Notice that this includes duplicates (Germany/Belgium and Belgium/Germany). To avoid those (the upper triangle of the distance matrix), use upper = FALSE:

gapminder %>%
  pairwise_dist(country, year, lifeExp, upper = FALSE) %>%
  arrange(distance)
## # A tibble: 10,011 x 3
##    item1       item2          distance
##    <fct>       <fct>             <dbl>
##  1 Belgium     Germany            1.08
##  2 New Zealand United Kingdom     1.51
##  3 Netherlands Norway             1.56
##  4 Israel      Italy              1.66
##  5 Austria     Finland            1.94
##  6 Belgium     United Kingdom     1.95
##  7 Iceland     Sweden             2.01
##  8 Comoros     Mauritania         2.01
##  9 Belgium     United States      2.09
## 10 Germany     Ireland            2.10
## # … with 10,001 more rows

In some analyses, we may be interested in correlation rather than distance of pairs.

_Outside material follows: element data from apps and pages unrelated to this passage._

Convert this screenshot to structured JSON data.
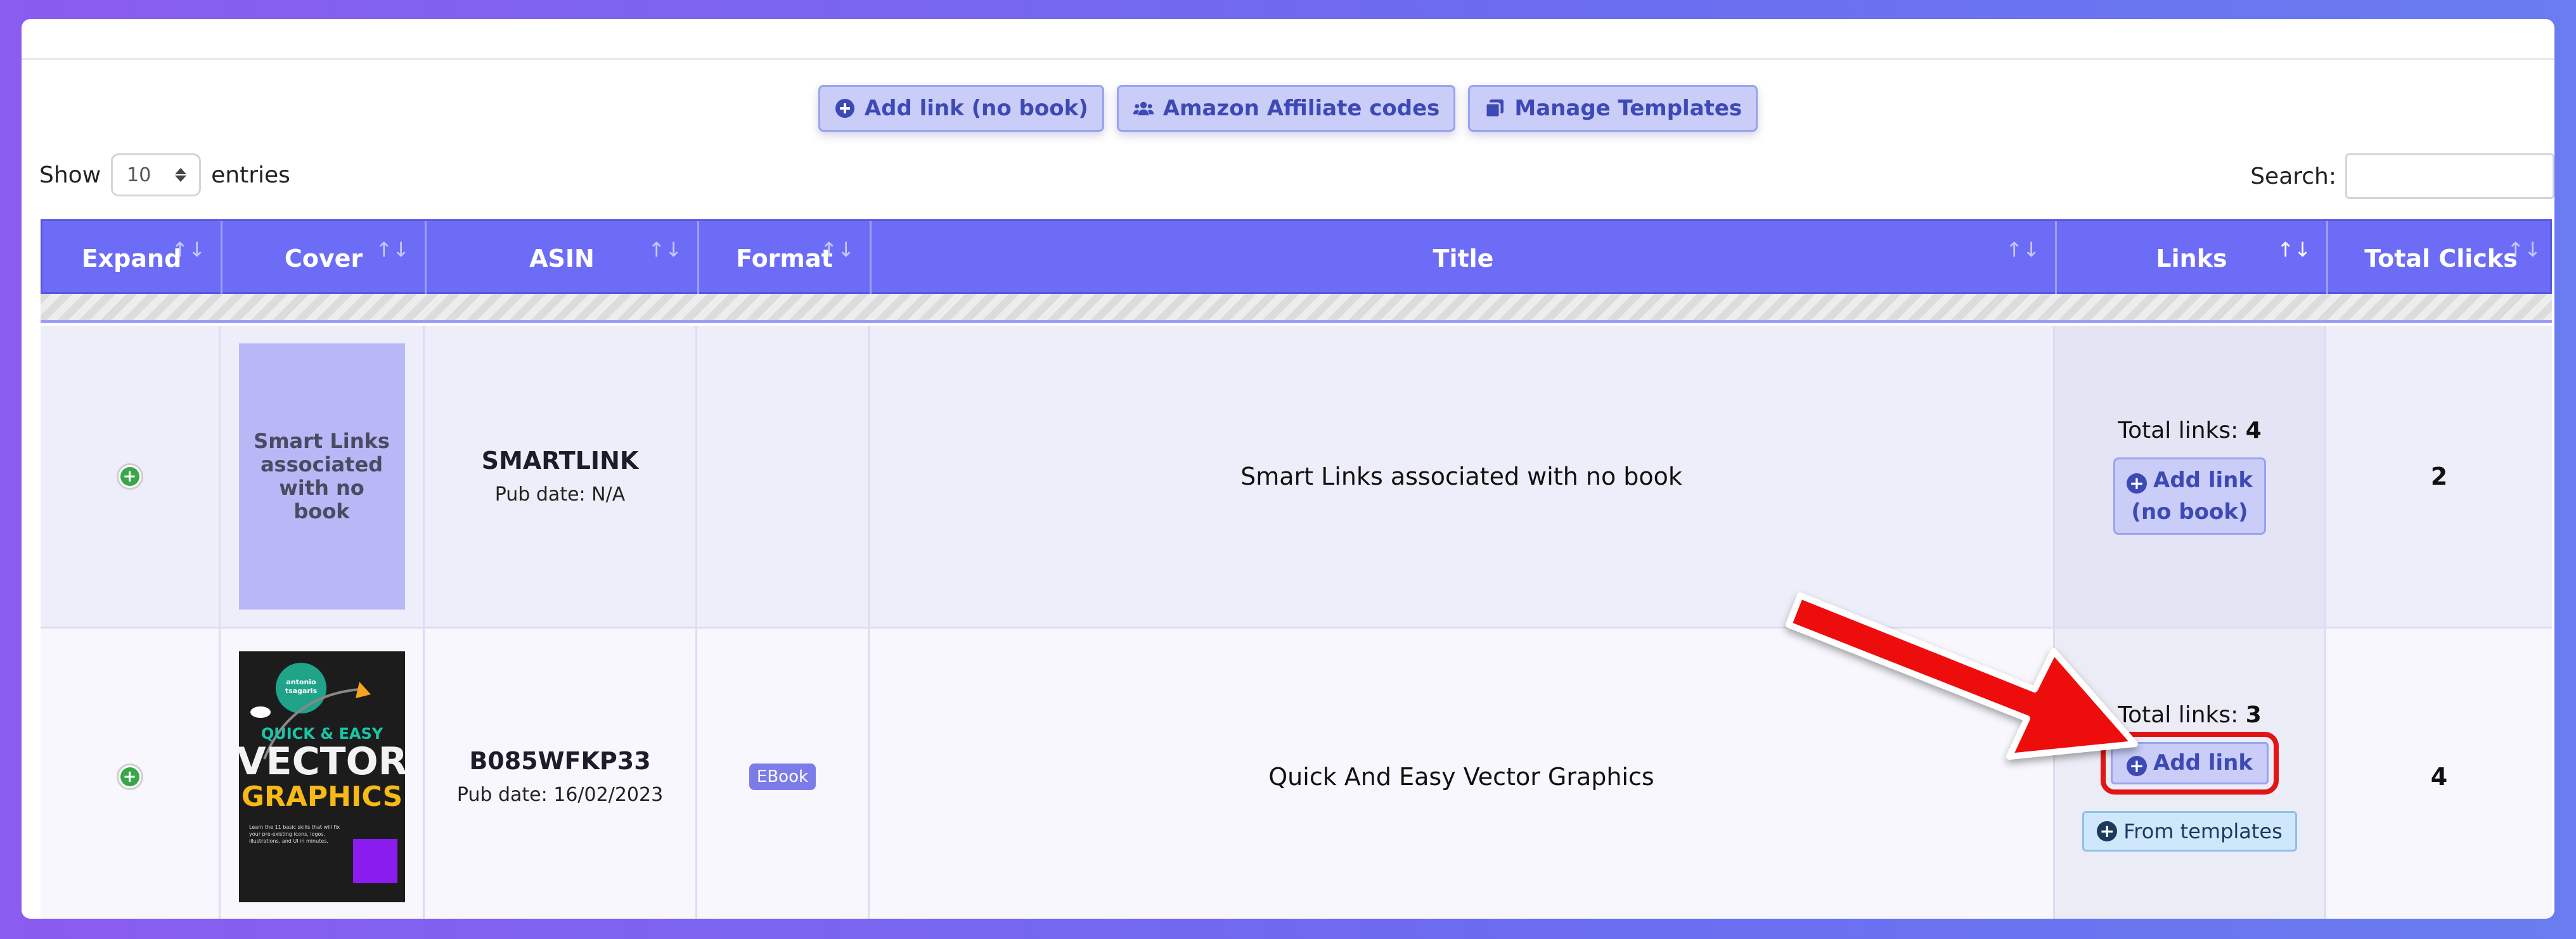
{
  "toolbar": {
    "add_link_no_book": "Add link (no book)",
    "amazon_codes": "Amazon Affiliate codes",
    "manage_templates": "Manage Templates"
  },
  "length": {
    "show_label": "Show",
    "value": "10",
    "entries_label": "entries"
  },
  "search": {
    "label": "Search:",
    "value": ""
  },
  "table": {
    "headers": [
      "Expand",
      "Cover",
      "ASIN",
      "Format",
      "Title",
      "Links",
      "Total Clicks"
    ],
    "sort_icons": [
      "↑↓",
      "↑↓",
      "↑↓",
      "↑↓",
      "↑↓",
      "↑↓",
      "↑↓"
    ],
    "rows": [
      {
        "cover_text": "Smart Links associated with no book",
        "asin": "SMARTLINK",
        "pub_date": "Pub date: N/A",
        "format": "",
        "title": "Smart Links associated with no book",
        "total_links_label": "Total links:",
        "total_links": "4",
        "add_link_line1": "Add link",
        "add_link_line2": "(no book)",
        "total_clicks": "2"
      },
      {
        "cover_author": "antonio\ntsagaris",
        "cover_line1": "QUICK & EASY",
        "cover_line2": "VECTOR",
        "cover_line3": "GRAPHICS",
        "cover_blurb": "Learn the 11 basic skills that will fix your pre-existing icons, logos, illustrations, and UI in minutes.",
        "asin": "B085WFKP33",
        "pub_date": "Pub date: 16/02/2023",
        "format": "EBook",
        "title": "Quick And Easy Vector Graphics",
        "total_links_label": "Total links:",
        "total_links": "3",
        "add_link": "Add link",
        "from_templates": "From templates",
        "total_clicks": "4"
      }
    ]
  },
  "colors": {
    "header": "#6c6cf7",
    "button": "#c9cdf7",
    "highlight": "#e01515"
  }
}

For this we would use pairwise_cor:

gapminder %>%
  pairwise_cor(country, year, lifeExp, upper = FALSE, sort = TRUE)
## # A tibble: 10,011 x 3
##    item1        item2                 correlation
##    <fct>        <fct>                       <dbl>
##  1 Indonesia    Mauritania                  1.000
##  2 Morocco      Senegal                     1.000
##  3 Saudi Arabia West Bank and Gaza          1.000
##  4 Brazil       France                      0.999
##  5 Bahrain      Reunion                     0.999
##  6 Malaysia     Sao Tome and Principe       0.999
##  7 Peru         Syria                       0.999
##  8 Bolivia      Gambia                      0.999
##  9 Indonesia    Morocco                     0.999
## 10 Libya        Senegal                     0.999
## # … with 10,001 more rows